Data records

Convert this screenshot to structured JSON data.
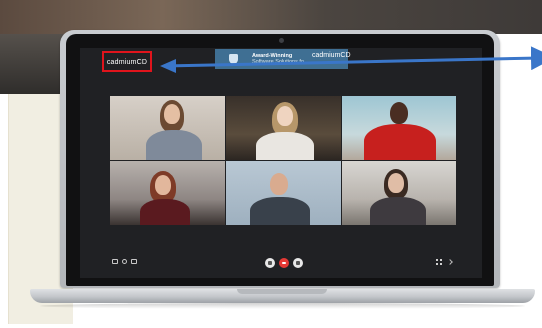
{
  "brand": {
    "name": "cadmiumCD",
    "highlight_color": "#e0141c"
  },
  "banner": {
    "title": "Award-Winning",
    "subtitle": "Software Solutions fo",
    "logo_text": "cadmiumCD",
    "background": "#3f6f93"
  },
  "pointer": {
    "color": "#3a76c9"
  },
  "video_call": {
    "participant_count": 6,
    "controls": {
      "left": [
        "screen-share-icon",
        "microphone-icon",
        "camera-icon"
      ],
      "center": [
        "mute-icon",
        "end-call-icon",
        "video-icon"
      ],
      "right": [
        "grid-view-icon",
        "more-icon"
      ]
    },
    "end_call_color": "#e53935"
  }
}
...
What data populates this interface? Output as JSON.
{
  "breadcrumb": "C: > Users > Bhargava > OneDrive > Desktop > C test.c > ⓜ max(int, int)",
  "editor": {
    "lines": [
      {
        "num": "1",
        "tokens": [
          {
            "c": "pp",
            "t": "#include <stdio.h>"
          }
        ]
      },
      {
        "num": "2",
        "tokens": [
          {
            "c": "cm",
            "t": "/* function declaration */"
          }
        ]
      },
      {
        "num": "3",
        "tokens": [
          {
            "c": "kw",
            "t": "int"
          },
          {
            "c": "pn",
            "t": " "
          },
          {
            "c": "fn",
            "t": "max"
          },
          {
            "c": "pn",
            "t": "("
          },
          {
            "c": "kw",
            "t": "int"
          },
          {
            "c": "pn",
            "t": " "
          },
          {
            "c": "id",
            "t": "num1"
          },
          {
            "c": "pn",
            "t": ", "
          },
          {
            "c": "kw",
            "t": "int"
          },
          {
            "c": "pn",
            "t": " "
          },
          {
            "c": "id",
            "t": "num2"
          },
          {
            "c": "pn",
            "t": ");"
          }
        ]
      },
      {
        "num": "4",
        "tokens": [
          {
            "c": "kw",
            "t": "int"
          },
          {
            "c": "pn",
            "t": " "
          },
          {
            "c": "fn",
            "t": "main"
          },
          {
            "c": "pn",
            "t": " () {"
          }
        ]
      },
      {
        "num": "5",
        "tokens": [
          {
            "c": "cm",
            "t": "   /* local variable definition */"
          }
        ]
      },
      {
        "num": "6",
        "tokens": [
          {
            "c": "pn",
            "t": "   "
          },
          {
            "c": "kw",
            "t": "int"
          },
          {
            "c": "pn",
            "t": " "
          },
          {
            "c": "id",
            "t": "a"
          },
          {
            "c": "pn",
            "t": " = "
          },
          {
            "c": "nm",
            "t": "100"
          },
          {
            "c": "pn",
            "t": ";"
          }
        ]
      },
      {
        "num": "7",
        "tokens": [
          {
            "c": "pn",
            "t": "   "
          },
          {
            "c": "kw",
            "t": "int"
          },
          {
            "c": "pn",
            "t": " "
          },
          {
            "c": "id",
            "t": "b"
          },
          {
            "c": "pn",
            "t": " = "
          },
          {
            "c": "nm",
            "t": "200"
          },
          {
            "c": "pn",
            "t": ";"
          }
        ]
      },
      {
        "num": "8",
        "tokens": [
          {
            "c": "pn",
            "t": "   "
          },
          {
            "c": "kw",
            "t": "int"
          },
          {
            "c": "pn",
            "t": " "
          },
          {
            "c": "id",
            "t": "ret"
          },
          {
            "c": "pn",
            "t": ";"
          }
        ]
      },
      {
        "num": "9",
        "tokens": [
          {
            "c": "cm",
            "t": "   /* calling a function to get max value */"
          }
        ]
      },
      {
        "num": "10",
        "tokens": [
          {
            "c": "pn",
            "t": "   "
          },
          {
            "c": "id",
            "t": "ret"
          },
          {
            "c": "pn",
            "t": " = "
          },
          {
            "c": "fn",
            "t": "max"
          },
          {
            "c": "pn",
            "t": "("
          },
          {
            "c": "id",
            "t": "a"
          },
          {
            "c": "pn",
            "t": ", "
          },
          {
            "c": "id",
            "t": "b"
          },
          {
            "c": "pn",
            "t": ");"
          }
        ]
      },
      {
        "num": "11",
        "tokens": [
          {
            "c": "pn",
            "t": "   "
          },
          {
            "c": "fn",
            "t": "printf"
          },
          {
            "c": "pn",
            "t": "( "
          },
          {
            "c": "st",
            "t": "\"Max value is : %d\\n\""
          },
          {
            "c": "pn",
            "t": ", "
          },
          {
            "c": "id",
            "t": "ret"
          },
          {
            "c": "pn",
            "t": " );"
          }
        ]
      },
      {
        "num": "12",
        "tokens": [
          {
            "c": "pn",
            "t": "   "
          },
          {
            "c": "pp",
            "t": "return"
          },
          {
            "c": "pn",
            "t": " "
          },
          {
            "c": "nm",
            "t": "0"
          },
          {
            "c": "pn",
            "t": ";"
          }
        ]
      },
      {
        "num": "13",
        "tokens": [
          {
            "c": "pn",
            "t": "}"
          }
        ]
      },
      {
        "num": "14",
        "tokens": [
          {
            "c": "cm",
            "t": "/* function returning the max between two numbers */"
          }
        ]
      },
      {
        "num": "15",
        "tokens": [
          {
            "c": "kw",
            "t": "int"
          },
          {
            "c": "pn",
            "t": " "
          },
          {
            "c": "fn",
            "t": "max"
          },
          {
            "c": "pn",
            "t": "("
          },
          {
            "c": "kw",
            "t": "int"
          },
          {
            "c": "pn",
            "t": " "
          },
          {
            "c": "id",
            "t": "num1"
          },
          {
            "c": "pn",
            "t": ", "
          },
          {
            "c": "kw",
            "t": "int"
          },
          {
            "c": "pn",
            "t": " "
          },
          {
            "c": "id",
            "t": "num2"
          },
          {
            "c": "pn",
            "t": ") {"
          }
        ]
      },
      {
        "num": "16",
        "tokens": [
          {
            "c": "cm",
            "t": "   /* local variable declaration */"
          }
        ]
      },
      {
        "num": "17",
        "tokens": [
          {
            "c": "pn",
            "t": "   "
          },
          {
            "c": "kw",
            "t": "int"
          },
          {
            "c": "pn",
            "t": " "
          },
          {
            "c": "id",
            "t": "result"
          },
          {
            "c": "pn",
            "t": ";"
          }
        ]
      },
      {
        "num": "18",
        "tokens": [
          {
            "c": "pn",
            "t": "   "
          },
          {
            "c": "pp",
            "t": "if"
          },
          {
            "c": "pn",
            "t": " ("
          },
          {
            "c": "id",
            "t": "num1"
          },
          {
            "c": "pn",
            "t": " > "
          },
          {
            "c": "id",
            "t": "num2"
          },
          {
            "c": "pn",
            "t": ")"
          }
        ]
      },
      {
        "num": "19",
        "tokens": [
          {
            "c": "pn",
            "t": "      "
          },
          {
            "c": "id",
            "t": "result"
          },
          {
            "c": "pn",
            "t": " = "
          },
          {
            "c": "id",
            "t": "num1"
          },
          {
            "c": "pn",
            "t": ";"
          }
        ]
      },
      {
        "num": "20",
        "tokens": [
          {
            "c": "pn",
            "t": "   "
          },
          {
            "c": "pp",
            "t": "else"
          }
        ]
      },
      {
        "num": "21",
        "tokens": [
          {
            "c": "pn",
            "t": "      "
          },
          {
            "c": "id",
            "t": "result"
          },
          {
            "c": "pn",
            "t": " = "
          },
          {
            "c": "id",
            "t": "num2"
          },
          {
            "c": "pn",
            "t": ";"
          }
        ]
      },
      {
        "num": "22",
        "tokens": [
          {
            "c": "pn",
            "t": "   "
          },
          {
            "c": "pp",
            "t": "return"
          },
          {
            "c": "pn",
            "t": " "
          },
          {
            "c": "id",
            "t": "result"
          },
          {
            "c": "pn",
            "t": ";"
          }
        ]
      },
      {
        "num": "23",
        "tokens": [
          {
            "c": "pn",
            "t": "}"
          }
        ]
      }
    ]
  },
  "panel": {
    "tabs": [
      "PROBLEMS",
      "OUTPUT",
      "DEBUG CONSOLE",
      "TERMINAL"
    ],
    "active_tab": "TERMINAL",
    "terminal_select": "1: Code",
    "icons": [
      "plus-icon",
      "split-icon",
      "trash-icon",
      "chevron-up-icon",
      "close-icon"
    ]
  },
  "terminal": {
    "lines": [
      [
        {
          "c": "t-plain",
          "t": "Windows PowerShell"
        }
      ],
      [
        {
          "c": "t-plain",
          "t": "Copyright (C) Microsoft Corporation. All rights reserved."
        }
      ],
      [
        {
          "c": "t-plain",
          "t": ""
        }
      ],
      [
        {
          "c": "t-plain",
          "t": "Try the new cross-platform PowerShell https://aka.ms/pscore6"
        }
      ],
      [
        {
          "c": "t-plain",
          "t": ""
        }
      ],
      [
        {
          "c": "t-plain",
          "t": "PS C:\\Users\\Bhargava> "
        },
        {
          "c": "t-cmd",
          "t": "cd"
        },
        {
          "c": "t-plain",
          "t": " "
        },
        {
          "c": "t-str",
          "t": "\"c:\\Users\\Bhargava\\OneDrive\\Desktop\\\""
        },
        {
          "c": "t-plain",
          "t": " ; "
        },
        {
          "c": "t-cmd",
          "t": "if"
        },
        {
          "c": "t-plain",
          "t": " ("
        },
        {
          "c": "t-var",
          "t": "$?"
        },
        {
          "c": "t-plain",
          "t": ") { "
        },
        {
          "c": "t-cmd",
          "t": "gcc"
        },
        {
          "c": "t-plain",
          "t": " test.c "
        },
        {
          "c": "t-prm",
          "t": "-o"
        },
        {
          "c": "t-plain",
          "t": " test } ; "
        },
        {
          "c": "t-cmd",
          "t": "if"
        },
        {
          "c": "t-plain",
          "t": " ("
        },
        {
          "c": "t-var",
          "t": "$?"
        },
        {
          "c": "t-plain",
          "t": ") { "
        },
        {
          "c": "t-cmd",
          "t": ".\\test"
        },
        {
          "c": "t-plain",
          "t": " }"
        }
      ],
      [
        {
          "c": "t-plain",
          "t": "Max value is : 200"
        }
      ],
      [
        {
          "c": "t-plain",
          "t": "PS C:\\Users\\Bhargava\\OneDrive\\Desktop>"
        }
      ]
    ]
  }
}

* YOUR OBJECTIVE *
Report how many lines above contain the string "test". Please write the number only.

* REPLY *
4